Saturday, November 10, 2018
Jefferson - Mezz Level (Marriott Wardman Park)

*Names in bold indicate Presenter

Christina M. Padilla, Rebecca Ryan and Caitlin Hines, Georgetown University

Numerous studies have linked poor neonatal health, typically measured by low birth weight (LBW), with delayed cognitive outcomes in childhood. However, these studies have typically employed correlational methods that compare unrelated children who differ in birth weight (BW). This approach leaves open the possibility that it is not LBW that causes poorer cognitive outcomes, but rather some other factor—such as family disadvantage or maternal stress—that causes both LBW and poorer child outcomes.

Further, previous studies have not examined whether these associations between BW and child outcomes differ by socioeconomic status (SES). This is important because if the negative influence of LBW on child outcomes is stronger for low-SES children, this puts these children—who are already at greater risk for LBW and poorer developmental outcomes—at even greater disadvantage.

In this study, we are able to take a more causal approach to the question of whether neonatal health predicts poorer cognitive outcomes by comparing twins whose birth weights differ. Comparing outcomes among twins is a particularly strong test of effects because it not only eliminates shared family characteristics, but also eliminates the influence of important aspects of the prenatal environment shown to influence neonatal health and child outcomes. Data are drawn from the Early Childhood Longitudinal Study-Birth Cohort (ECLS-B), the only nationally representative sample that contains rich data on neonatal health and child outcomes among twins. We use these twin pairs in sibling fixed-effects models that control for unobserved family and prenatal characteristics that do not vary between siblings and that typically bias the association between BW and child outcomes in correlational OLS models, as well as child gender, which could differ among twin pairs. Further, we ran separate models using additional indicators of neonatal health, such as fetal growth rate (FGR), that may more accurately capture neonatal health, and thus its relationship with cognitive outcomes, than BW alone. Child outcomes included math and reading scores, measured when children were approximately 4-years-old.

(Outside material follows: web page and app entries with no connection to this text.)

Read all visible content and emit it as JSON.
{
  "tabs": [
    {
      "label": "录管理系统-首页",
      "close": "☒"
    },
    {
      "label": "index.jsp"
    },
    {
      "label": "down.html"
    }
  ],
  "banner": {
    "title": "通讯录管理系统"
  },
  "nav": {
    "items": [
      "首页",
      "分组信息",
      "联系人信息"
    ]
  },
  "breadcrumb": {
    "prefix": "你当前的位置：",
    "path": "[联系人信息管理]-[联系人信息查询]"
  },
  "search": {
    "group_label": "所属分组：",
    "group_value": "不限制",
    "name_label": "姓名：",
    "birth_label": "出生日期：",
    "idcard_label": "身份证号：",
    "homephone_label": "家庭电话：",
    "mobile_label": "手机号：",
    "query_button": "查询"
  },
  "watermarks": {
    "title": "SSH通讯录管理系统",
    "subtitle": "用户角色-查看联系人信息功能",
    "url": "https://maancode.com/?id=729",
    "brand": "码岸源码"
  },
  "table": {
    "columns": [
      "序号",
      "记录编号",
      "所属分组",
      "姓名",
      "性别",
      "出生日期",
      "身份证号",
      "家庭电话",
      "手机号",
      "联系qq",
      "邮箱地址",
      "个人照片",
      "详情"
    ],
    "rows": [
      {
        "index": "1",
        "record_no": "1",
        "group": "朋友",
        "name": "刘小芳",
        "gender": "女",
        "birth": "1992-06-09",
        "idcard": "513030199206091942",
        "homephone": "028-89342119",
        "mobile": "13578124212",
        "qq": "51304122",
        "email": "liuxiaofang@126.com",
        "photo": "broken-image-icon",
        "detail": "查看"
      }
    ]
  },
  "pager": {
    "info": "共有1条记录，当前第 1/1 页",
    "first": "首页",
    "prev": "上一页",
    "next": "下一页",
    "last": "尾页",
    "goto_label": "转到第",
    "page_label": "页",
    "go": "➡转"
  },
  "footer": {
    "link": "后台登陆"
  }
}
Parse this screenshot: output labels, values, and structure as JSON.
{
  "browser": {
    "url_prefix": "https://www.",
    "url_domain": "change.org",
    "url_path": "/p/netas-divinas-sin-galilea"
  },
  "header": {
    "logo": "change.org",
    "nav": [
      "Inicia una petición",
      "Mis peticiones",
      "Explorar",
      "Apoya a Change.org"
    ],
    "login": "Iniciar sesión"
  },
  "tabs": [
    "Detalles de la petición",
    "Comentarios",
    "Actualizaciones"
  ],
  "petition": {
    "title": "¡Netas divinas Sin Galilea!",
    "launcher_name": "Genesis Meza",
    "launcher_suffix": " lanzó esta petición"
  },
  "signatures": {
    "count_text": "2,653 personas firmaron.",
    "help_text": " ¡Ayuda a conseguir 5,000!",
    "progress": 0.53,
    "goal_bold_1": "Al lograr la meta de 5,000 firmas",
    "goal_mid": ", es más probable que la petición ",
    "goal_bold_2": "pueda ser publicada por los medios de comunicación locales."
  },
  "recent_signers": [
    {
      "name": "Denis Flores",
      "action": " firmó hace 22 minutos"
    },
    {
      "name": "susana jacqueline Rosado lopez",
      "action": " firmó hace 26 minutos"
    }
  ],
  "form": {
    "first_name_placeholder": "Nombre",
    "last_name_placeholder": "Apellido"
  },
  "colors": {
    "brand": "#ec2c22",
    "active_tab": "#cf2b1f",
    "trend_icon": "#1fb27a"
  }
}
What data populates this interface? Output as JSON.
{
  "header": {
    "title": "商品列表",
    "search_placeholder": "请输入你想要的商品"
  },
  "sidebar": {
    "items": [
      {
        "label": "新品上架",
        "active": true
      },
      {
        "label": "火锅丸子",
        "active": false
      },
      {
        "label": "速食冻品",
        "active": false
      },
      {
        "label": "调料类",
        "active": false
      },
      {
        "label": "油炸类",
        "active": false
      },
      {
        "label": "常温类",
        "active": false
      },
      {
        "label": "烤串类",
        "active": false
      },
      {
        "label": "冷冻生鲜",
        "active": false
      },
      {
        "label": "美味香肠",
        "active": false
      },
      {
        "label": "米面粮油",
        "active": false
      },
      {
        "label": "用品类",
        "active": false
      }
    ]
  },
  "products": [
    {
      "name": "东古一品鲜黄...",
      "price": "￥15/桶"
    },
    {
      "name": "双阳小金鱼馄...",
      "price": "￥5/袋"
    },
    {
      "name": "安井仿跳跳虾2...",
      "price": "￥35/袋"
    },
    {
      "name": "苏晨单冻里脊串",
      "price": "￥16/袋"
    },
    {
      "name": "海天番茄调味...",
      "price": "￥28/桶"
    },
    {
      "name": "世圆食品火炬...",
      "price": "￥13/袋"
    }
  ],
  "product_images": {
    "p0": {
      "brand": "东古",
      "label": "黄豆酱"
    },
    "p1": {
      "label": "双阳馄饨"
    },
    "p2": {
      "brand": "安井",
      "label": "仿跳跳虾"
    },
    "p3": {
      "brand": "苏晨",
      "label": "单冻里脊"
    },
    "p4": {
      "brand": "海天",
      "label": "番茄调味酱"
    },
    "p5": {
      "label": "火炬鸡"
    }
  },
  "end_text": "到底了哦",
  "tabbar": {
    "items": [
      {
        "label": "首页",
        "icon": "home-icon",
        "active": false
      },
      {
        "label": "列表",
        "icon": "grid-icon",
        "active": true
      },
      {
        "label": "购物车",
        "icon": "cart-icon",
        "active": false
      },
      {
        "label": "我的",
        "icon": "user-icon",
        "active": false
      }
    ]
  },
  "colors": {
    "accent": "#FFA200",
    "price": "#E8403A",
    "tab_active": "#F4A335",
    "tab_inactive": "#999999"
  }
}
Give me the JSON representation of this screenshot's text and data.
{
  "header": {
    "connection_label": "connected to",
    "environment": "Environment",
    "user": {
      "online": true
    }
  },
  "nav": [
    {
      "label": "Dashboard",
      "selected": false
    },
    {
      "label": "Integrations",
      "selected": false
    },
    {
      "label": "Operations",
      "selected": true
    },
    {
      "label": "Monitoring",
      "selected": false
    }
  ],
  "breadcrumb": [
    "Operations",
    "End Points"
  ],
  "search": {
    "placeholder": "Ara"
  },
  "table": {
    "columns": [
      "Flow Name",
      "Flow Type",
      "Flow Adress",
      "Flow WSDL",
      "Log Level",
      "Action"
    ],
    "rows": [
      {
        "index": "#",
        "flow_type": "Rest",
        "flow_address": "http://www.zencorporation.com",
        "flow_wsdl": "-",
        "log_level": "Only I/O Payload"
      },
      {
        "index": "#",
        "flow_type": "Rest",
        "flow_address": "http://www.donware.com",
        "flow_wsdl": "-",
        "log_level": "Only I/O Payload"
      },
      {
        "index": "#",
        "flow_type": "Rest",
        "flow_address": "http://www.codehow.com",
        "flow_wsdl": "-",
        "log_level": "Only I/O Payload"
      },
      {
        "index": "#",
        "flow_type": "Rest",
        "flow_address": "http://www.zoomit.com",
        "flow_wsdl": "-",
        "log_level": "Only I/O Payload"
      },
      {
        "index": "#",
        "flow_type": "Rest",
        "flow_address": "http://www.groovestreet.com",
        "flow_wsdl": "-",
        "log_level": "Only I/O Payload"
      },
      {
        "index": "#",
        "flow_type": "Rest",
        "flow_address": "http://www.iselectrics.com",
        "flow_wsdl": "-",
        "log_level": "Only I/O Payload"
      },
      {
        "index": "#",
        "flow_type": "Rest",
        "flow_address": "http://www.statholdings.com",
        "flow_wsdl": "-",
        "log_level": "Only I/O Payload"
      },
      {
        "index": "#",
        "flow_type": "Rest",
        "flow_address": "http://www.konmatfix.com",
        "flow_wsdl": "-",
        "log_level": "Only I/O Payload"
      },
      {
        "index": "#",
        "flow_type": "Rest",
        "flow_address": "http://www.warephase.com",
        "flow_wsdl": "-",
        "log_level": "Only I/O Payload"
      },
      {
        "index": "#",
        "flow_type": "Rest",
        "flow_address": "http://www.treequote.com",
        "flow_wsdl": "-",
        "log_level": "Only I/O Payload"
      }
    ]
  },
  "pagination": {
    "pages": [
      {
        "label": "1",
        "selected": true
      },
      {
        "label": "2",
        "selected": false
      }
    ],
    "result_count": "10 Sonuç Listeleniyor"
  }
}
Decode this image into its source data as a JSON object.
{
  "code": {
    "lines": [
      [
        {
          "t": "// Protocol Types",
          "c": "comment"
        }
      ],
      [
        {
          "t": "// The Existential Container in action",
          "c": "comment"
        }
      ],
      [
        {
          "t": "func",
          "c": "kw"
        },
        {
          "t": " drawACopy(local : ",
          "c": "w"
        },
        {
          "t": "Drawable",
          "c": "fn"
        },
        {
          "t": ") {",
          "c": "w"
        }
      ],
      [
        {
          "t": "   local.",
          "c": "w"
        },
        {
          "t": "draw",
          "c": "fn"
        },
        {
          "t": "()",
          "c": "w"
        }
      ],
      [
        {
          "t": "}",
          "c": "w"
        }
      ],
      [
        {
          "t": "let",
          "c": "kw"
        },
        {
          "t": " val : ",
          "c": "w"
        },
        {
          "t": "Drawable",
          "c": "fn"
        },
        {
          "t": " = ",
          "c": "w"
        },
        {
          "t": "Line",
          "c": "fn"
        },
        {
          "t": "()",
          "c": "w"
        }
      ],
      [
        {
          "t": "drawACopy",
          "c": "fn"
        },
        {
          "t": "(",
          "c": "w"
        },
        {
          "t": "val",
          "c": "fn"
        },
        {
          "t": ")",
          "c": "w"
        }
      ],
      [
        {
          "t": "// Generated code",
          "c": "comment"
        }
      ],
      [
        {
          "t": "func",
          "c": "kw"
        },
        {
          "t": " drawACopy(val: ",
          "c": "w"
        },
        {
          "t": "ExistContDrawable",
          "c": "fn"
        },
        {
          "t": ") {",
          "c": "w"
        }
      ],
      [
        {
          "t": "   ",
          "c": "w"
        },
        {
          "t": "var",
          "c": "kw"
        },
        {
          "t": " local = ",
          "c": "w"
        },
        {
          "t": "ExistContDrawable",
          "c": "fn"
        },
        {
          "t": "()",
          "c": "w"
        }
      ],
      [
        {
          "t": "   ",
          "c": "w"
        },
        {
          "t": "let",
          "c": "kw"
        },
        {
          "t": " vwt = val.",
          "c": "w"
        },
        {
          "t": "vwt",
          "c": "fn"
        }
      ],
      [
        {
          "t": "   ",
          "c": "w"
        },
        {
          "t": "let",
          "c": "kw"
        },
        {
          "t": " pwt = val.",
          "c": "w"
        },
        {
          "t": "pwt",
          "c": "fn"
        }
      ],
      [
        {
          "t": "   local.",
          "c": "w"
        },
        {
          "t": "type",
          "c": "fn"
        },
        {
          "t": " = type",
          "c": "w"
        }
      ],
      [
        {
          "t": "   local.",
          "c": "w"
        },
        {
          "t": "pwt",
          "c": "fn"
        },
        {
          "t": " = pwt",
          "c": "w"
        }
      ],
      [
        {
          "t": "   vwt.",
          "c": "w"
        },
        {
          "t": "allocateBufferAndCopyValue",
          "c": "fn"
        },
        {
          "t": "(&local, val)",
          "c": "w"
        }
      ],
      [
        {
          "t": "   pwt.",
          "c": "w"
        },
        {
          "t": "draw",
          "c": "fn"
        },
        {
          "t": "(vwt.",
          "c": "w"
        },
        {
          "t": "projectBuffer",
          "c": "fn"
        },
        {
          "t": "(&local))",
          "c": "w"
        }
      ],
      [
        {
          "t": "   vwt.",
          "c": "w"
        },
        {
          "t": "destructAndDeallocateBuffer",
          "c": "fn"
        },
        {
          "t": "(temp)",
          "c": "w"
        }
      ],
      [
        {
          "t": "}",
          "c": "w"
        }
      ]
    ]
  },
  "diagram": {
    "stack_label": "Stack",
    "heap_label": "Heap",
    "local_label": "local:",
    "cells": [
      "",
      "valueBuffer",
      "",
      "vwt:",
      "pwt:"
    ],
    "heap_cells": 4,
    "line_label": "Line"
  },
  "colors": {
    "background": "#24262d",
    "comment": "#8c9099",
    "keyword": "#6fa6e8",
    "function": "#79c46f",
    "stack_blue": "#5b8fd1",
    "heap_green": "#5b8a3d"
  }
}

Results indicate a positive within family effect of BW (in grams) on reading (B=0.001, p=.014) and math (B=0.002, p=.006) and of FGR on reading (B=0.053, p=.013) and math (B=.069, p=.003), indicating that even among a sample of twins that share family and prenatal environments, more robust neonatal health predicts better cognitive outcomes. Findings also demonstrated evidence of moderation in effects by maternal education, with stronger effects of BW, log BW, and FGR on most outcomes for children of less educated mothers. For example, a 10% increase in birth weight was associated with a .25 increase in math scores at kindergarten for children of mothers with less than a college degree, but only a .10 increase for those with college educated mothers, suggesting that children with poor neonatal health born into low-SES families may be doubly disadvantaged.